THE DATA =
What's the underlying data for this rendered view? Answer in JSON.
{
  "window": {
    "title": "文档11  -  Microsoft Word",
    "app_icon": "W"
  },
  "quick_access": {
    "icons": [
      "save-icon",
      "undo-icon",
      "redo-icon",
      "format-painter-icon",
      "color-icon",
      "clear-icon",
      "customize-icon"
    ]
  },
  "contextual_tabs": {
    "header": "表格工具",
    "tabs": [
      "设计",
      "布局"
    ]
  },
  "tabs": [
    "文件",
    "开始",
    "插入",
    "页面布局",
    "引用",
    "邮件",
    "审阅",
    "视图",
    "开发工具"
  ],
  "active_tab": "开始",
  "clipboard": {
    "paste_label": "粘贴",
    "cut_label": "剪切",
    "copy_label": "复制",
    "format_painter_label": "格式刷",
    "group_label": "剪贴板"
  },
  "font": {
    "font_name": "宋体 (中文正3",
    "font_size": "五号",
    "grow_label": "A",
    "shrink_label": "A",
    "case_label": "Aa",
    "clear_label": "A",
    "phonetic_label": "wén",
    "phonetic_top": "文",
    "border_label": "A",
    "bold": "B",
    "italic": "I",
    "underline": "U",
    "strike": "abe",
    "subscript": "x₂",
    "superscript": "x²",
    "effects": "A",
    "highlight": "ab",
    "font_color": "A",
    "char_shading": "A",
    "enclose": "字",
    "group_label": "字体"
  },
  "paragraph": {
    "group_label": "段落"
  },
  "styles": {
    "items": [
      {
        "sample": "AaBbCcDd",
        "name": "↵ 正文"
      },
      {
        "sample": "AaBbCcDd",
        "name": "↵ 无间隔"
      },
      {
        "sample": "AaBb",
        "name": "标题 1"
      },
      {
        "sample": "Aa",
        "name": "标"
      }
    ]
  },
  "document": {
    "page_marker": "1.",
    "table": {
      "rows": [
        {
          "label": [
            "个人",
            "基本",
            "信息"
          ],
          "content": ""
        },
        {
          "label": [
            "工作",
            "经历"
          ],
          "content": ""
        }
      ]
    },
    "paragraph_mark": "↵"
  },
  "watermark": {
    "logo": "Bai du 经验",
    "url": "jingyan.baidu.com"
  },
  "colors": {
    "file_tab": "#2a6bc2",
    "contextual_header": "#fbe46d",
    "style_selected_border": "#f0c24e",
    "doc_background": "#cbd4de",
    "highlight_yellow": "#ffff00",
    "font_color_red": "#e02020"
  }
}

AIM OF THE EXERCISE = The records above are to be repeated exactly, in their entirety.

SOLVED EXERCISE =
What's the underlying data for this rendered view? Answer in JSON.
{
  "window": {
    "title": "文档11  -  Microsoft Word",
    "app_icon": "W"
  },
  "quick_access": {
    "icons": [
      "save-icon",
      "undo-icon",
      "redo-icon",
      "format-painter-icon",
      "color-icon",
      "clear-icon",
      "customize-icon"
    ]
  },
  "contextual_tabs": {
    "header": "表格工具",
    "tabs": [
      "设计",
      "布局"
    ]
  },
  "tabs": [
    "文件",
    "开始",
    "插入",
    "页面布局",
    "引用",
    "邮件",
    "审阅",
    "视图",
    "开发工具"
  ],
  "active_tab": "开始",
  "clipboard": {
    "paste_label": "粘贴",
    "cut_label": "剪切",
    "copy_label": "复制",
    "format_painter_label": "格式刷",
    "group_label": "剪贴板"
  },
  "font": {
    "font_name": "宋体 (中文正3",
    "font_size": "五号",
    "grow_label": "A",
    "shrink_label": "A",
    "case_label": "Aa",
    "clear_label": "A",
    "phonetic_label": "wén",
    "phonetic_top": "文",
    "border_label": "A",
    "bold": "B",
    "italic": "I",
    "underline": "U",
    "strike": "abe",
    "subscript": "x₂",
    "superscript": "x²",
    "effects": "A",
    "highlight": "ab",
    "font_color": "A",
    "char_shading": "A",
    "enclose": "字",
    "group_label": "字体"
  },
  "paragraph": {
    "group_label": "段落"
  },
  "styles": {
    "items": [
      {
        "sample": "AaBbCcDd",
        "name": "↵ 正文"
      },
      {
        "sample": "AaBbCcDd",
        "name": "↵ 无间隔"
      },
      {
        "sample": "AaBb",
        "name": "标题 1"
      },
      {
        "sample": "Aa",
        "name": "标"
      }
    ]
  },
  "document": {
    "page_marker": "1.",
    "table": {
      "rows": [
        {
          "label": [
            "个人",
            "基本",
            "信息"
          ],
          "content": ""
        },
        {
          "label": [
            "工作",
            "经历"
          ],
          "content": ""
        }
      ]
    },
    "paragraph_mark": "↵"
  },
  "watermark": {
    "logo": "Bai du 经验",
    "url": "jingyan.baidu.com"
  },
  "colors": {
    "file_tab": "#2a6bc2",
    "contextual_header": "#fbe46d",
    "style_selected_border": "#f0c24e",
    "doc_background": "#cbd4de",
    "highlight_yellow": "#ffff00",
    "font_color_red": "#e02020"
  }
}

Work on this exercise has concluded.